Cranberry juice can cure ulcers
True or false?
Cranberry juice has a long history as a home remedy for bladder infections. But scientists in recent years have quietly studied whether it might also work against Helicobacter pylori, the bacterium responsible for most ulcers.
Scientists have known for some time that the juice effectively prevents some species of bacteria from adhering to the cell receptors along the urinary tract, which in theory should reduce the risk of bladder infections. The same mechanism is believed to work against ulcer formation: Compounds in cranberry juice called proanthocyanidins are thought to keep H. pylori from adhering to the lining of the stomach.
Most studies have found that consuming cranberry juice does seem to produce improvement in people prone to ulcers. In one randomised, double-blind study published in the journal Nutrition in 2008, researchers followed 271 children and teenagers who tested positive for H. pylori.
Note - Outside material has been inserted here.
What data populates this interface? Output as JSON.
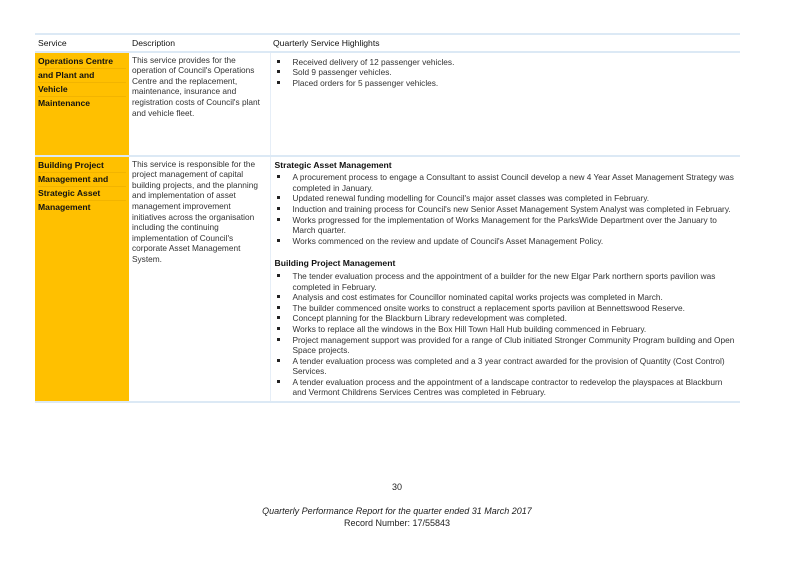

Over three weeks, one group drank 200 millilitres of cranberry juice daily, another was given a probiotic supplement containing competing bacteria, and another received a placebo. At the end of the study, the cranberry group had significantly higher “eradication rates” of H. pylori than the placebo group, and a slightly better rate of improvement than the group taking only probiotics.
A study of almost 200 people published in 2005 had similar results. Drinking one cup of cranberry juice daily eliminated H. pylori in three times as many subjects as a daily cranberrylike placebo juice, though some of the subjects experienced no benefit.
Researchers have found that cranberry juice may help prevent ulcers.